### About this task
A verbatim restatement of the data, free of pictures, is what you should output.
Entries shown Start Marker
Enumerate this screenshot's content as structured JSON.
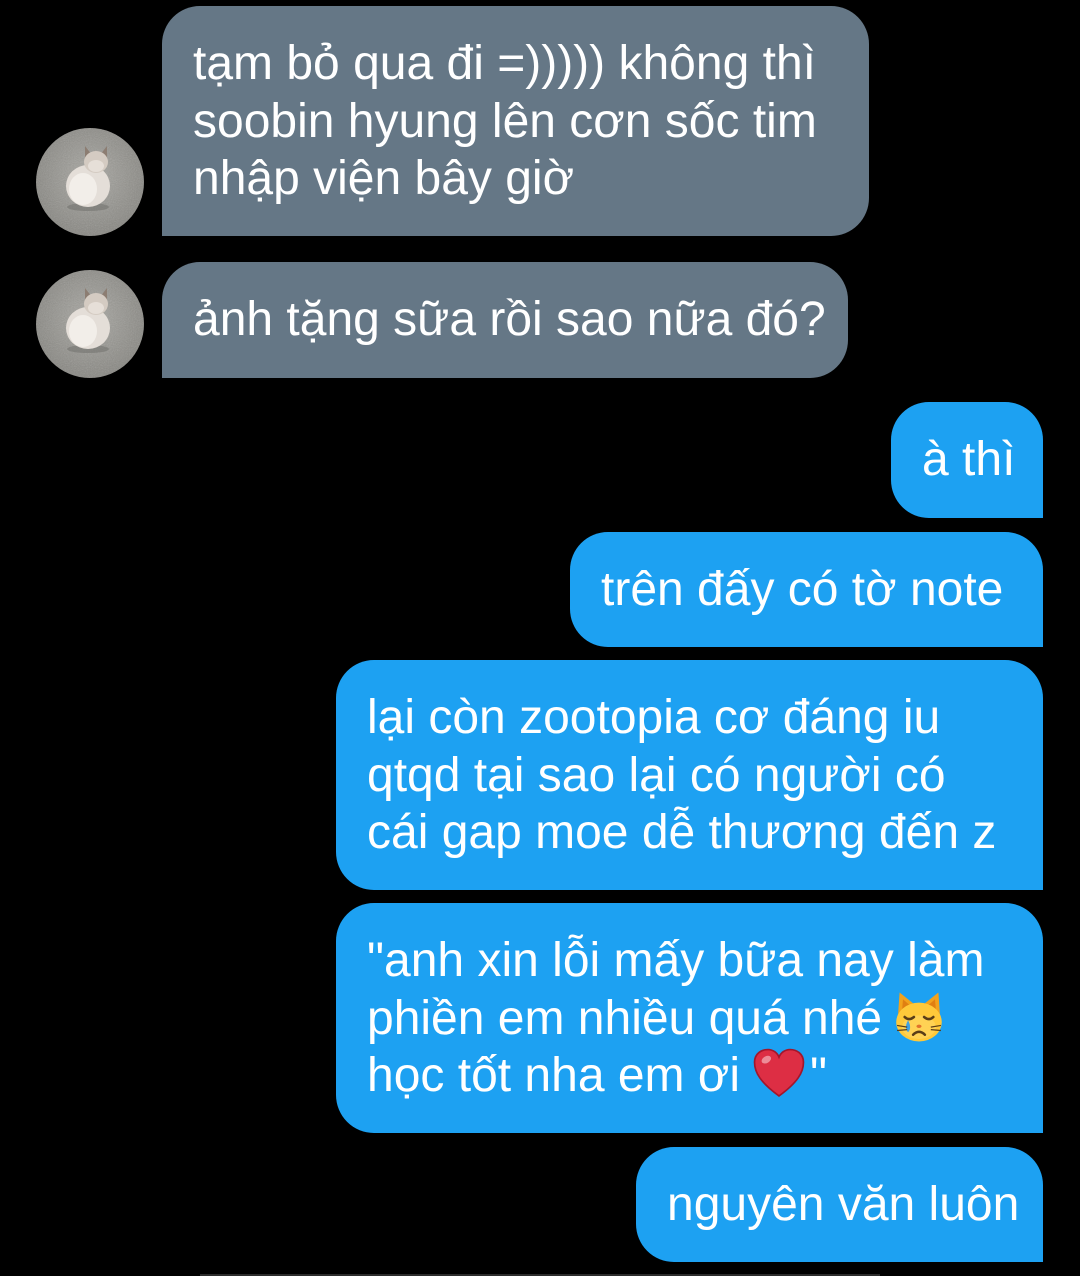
{
  "colors": {
    "background": "#000000",
    "received_bubble": "#657786",
    "sent_bubble": "#1da1f2",
    "message_text": "#ffffff"
  },
  "received": [
    {
      "avatar_icon": "cat-avatar",
      "lines": [
        "tạm bỏ qua đi =))))) không thì",
        "soobin hyung lên cơn sốc tim",
        "nhập viện bây giờ"
      ]
    },
    {
      "avatar_icon": "cat-avatar",
      "lines": [
        "ảnh tặng sữa rồi sao nữa đó?"
      ]
    }
  ],
  "sent": [
    {
      "lines": [
        "à thì"
      ]
    },
    {
      "lines": [
        "trên đấy có tờ note"
      ]
    },
    {
      "lines": [
        "lại còn zootopia cơ đáng iu",
        "qtqd tại sao lại có người có",
        "cái gap moe dễ thương đến z"
      ]
    },
    {
      "lines": [
        {
          "text": "\"anh xin lỗi mấy bữa nay làm"
        },
        {
          "text": "phiền em nhiều quá nhé",
          "emoji_icon": "crying-cat-face-icon"
        },
        {
          "text": "học tốt nha em ơi",
          "emoji_icon": "red-heart-icon",
          "text_after": "\""
        }
      ]
    },
    {
      "lines": [
        "nguyên văn luôn"
      ]
    }
  ]
}
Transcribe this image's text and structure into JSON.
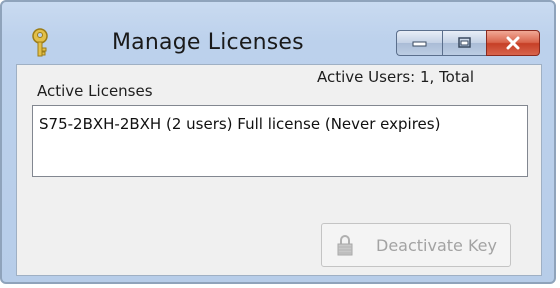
{
  "window": {
    "title": "Manage Licenses",
    "controls": {
      "minimize": "minimize-icon",
      "maximize": "maximize-icon",
      "close": "close-icon"
    }
  },
  "app_icon": "key-icon",
  "labels": {
    "active_licenses": "Active Licenses",
    "active_users": "Active Users: 1,  Total"
  },
  "licenses": [
    {
      "text": "S75-2BXH-2BXH (2 users) Full license (Never expires)"
    }
  ],
  "buttons": {
    "deactivate_key": "Deactivate Key",
    "deactivate_enabled": false,
    "deactivate_icon": "lock-icon"
  },
  "colors": {
    "close_button": "#c63f26",
    "title_bar": "#bcd1ec",
    "disabled_text": "#a3a3a3"
  }
}
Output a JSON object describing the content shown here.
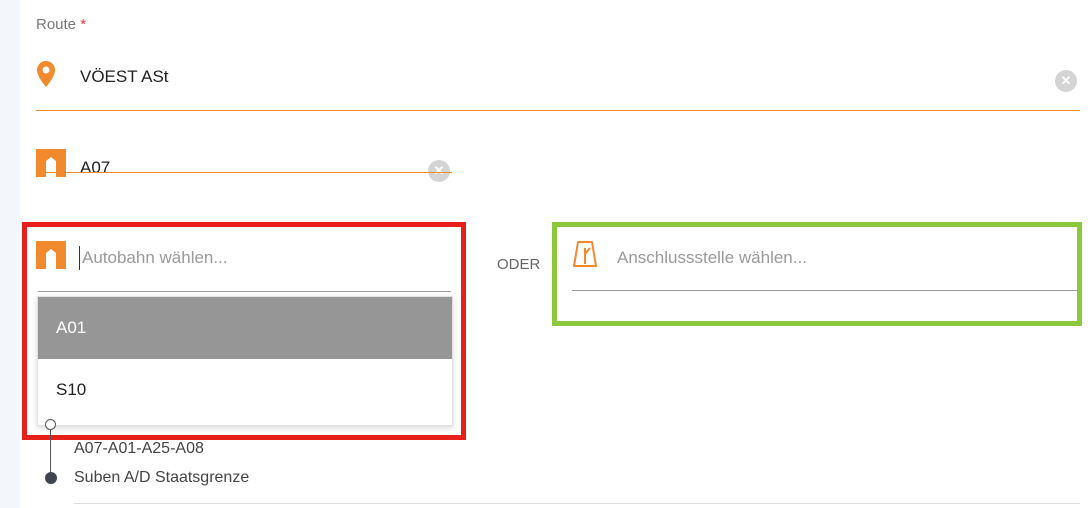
{
  "route": {
    "label": "Route",
    "required_marker": "*",
    "from": "VÖEST ASt",
    "segment": "A07"
  },
  "autobahn_select": {
    "placeholder": "Autobahn wählen...",
    "options": [
      "A01",
      "S10"
    ],
    "highlighted": "A01"
  },
  "separator": "ODER",
  "anschlussstelle_select": {
    "placeholder": "Anschlussstelle wählen..."
  },
  "route_summary": {
    "start": "VÖEST ASt",
    "via": "A07-A01-A25-A08",
    "end": "Suben A/D Staatsgrenze"
  },
  "colors": {
    "accent": "#f08a2c",
    "highlight_red": "#e8201c",
    "highlight_green": "#8cc83c",
    "selected_option_bg": "#969696"
  },
  "icons": [
    "location-pin-icon",
    "clear-icon",
    "highway-icon",
    "junction-icon"
  ]
}
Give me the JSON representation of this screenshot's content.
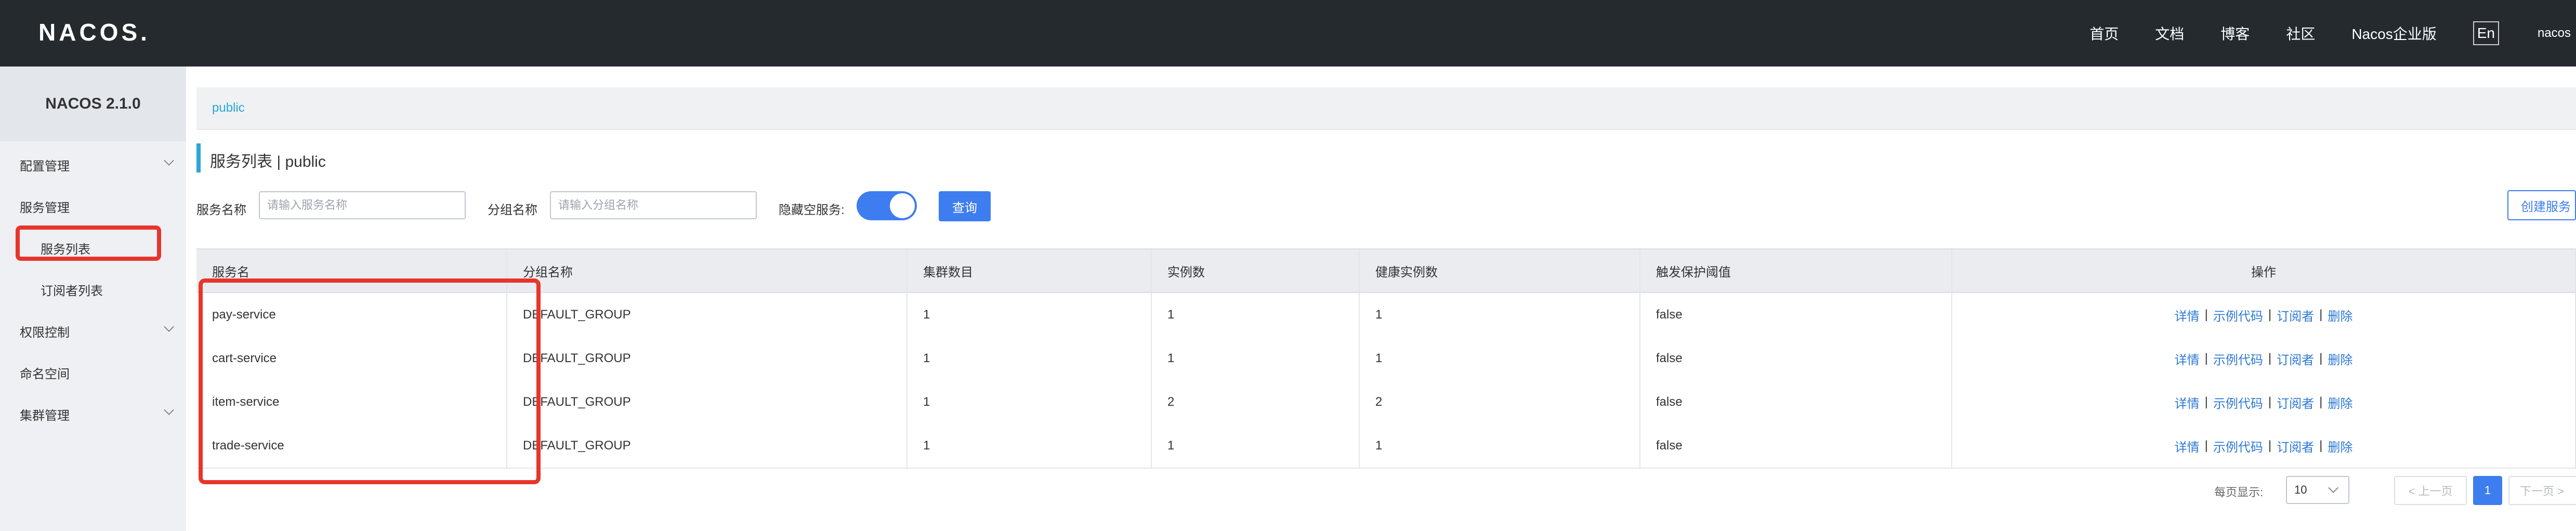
{
  "header": {
    "logo_text": "NACOS.",
    "nav": [
      "首页",
      "文档",
      "博客",
      "社区",
      "Nacos企业版"
    ],
    "lang": "En",
    "user": "nacos"
  },
  "sidebar": {
    "version": "NACOS 2.1.0",
    "menu": [
      {
        "label": "配置管理"
      },
      {
        "label": "服务管理"
      },
      {
        "label": "权限控制"
      },
      {
        "label": "命名空间"
      },
      {
        "label": "集群管理"
      }
    ],
    "submenu": [
      "服务列表",
      "订阅者列表"
    ]
  },
  "breadcrumb": "public",
  "page_title": "服务列表  |  public",
  "filters": {
    "service_name_label": "服务名称",
    "service_name_placeholder": "请输入服务名称",
    "group_name_label": "分组名称",
    "group_name_placeholder": "请输入分组名称",
    "hide_empty_label": "隐藏空服务:",
    "hide_empty_on": true,
    "query_button": "查询",
    "create_button": "创建服务"
  },
  "table": {
    "columns": [
      "服务名",
      "分组名称",
      "集群数目",
      "实例数",
      "健康实例数",
      "触发保护阈值",
      "操作"
    ],
    "rows": [
      {
        "name": "pay-service",
        "group": "DEFAULT_GROUP",
        "clusters": "1",
        "instances": "1",
        "healthy": "1",
        "protect": "false"
      },
      {
        "name": "cart-service",
        "group": "DEFAULT_GROUP",
        "clusters": "1",
        "instances": "1",
        "healthy": "1",
        "protect": "false"
      },
      {
        "name": "item-service",
        "group": "DEFAULT_GROUP",
        "clusters": "1",
        "instances": "2",
        "healthy": "2",
        "protect": "false"
      },
      {
        "name": "trade-service",
        "group": "DEFAULT_GROUP",
        "clusters": "1",
        "instances": "1",
        "healthy": "1",
        "protect": "false"
      }
    ],
    "actions": [
      "详情",
      "示例代码",
      "订阅者",
      "删除"
    ]
  },
  "pagination": {
    "per_page_label": "每页显示:",
    "per_page": "10",
    "prev": "< 上一页",
    "current": "1",
    "next": "下一页 >"
  },
  "colors": {
    "accent": "#3e7df0",
    "highlight": "#e8352b",
    "header_bg": "#252a2f"
  }
}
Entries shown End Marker
### Task result
Enumerate this screenshot's content as structured JSON.
{
  "colors": {
    "background": "#000000",
    "received_bubble": "#657786",
    "sent_bubble": "#1da1f2",
    "message_text": "#ffffff"
  },
  "received": [
    {
      "avatar_icon": "cat-avatar",
      "lines": [
        "tạm bỏ qua đi =))))) không thì",
        "soobin hyung lên cơn sốc tim",
        "nhập viện bây giờ"
      ]
    },
    {
      "avatar_icon": "cat-avatar",
      "lines": [
        "ảnh tặng sữa rồi sao nữa đó?"
      ]
    }
  ],
  "sent": [
    {
      "lines": [
        "à thì"
      ]
    },
    {
      "lines": [
        "trên đấy có tờ note"
      ]
    },
    {
      "lines": [
        "lại còn zootopia cơ đáng iu",
        "qtqd tại sao lại có người có",
        "cái gap moe dễ thương đến z"
      ]
    },
    {
      "lines": [
        {
          "text": "\"anh xin lỗi mấy bữa nay làm"
        },
        {
          "text": "phiền em nhiều quá nhé",
          "emoji_icon": "crying-cat-face-icon"
        },
        {
          "text": "học tốt nha em ơi",
          "emoji_icon": "red-heart-icon",
          "text_after": "\""
        }
      ]
    },
    {
      "lines": [
        "nguyên văn luôn"
      ]
    }
  ]
}
Transcribe this image's text and structure into JSON.
{
  "window": {
    "title": "Manage Licenses",
    "controls": {
      "minimize": "minimize-icon",
      "maximize": "maximize-icon",
      "close": "close-icon"
    }
  },
  "app_icon": "key-icon",
  "labels": {
    "active_licenses": "Active Licenses",
    "active_users": "Active Users: 1,  Total"
  },
  "licenses": [
    {
      "text": "S75-2BXH-2BXH (2 users) Full license (Never expires)"
    }
  ],
  "buttons": {
    "deactivate_key": "Deactivate Key",
    "deactivate_enabled": false,
    "deactivate_icon": "lock-icon"
  },
  "colors": {
    "close_button": "#c63f26",
    "title_bar": "#bcd1ec",
    "disabled_text": "#a3a3a3"
  }
}
Output a JSON object describing the content shown here.
{
  "route": {
    "label": "Route",
    "required_marker": "*",
    "from": "VÖEST ASt",
    "segment": "A07"
  },
  "autobahn_select": {
    "placeholder": "Autobahn wählen...",
    "options": [
      "A01",
      "S10"
    ],
    "highlighted": "A01"
  },
  "separator": "ODER",
  "anschlussstelle_select": {
    "placeholder": "Anschlussstelle wählen..."
  },
  "route_summary": {
    "start": "VÖEST ASt",
    "via": "A07-A01-A25-A08",
    "end": "Suben A/D Staatsgrenze"
  },
  "colors": {
    "accent": "#f08a2c",
    "highlight_red": "#e8201c",
    "highlight_green": "#8cc83c",
    "selected_option_bg": "#969696"
  },
  "icons": [
    "location-pin-icon",
    "clear-icon",
    "highway-icon",
    "junction-icon"
  ]
}
Give me the JSON representation of this screenshot's content.
{
  "header": {
    "logo_text": "NACOS.",
    "nav": [
      "首页",
      "文档",
      "博客",
      "社区",
      "Nacos企业版"
    ],
    "lang": "En",
    "user": "nacos"
  },
  "sidebar": {
    "version": "NACOS 2.1.0",
    "menu": [
      {
        "label": "配置管理"
      },
      {
        "label": "服务管理"
      },
      {
        "label": "权限控制"
      },
      {
        "label": "命名空间"
      },
      {
        "label": "集群管理"
      }
    ],
    "submenu": [
      "服务列表",
      "订阅者列表"
    ]
  },
  "breadcrumb": "public",
  "page_title": "服务列表  |  public",
  "filters": {
    "service_name_label": "服务名称",
    "service_name_placeholder": "请输入服务名称",
    "group_name_label": "分组名称",
    "group_name_placeholder": "请输入分组名称",
    "hide_empty_label": "隐藏空服务:",
    "hide_empty_on": true,
    "query_button": "查询",
    "create_button": "创建服务"
  },
  "table": {
    "columns": [
      "服务名",
      "分组名称",
      "集群数目",
      "实例数",
      "健康实例数",
      "触发保护阈值",
      "操作"
    ],
    "rows": [
      {
        "name": "pay-service",
        "group": "DEFAULT_GROUP",
        "clusters": "1",
        "instances": "1",
        "healthy": "1",
        "protect": "false"
      },
      {
        "name": "cart-service",
        "group": "DEFAULT_GROUP",
        "clusters": "1",
        "instances": "1",
        "healthy": "1",
        "protect": "false"
      },
      {
        "name": "item-service",
        "group": "DEFAULT_GROUP",
        "clusters": "1",
        "instances": "2",
        "healthy": "2",
        "protect": "false"
      },
      {
        "name": "trade-service",
        "group": "DEFAULT_GROUP",
        "clusters": "1",
        "instances": "1",
        "healthy": "1",
        "protect": "false"
      }
    ],
    "actions": [
      "详情",
      "示例代码",
      "订阅者",
      "删除"
    ]
  },
  "pagination": {
    "per_page_label": "每页显示:",
    "per_page": "10",
    "prev": "< 上一页",
    "current": "1",
    "next": "下一页 >"
  },
  "colors": {
    "accent": "#3e7df0",
    "highlight": "#e8352b",
    "header_bg": "#252a2f"
  }
}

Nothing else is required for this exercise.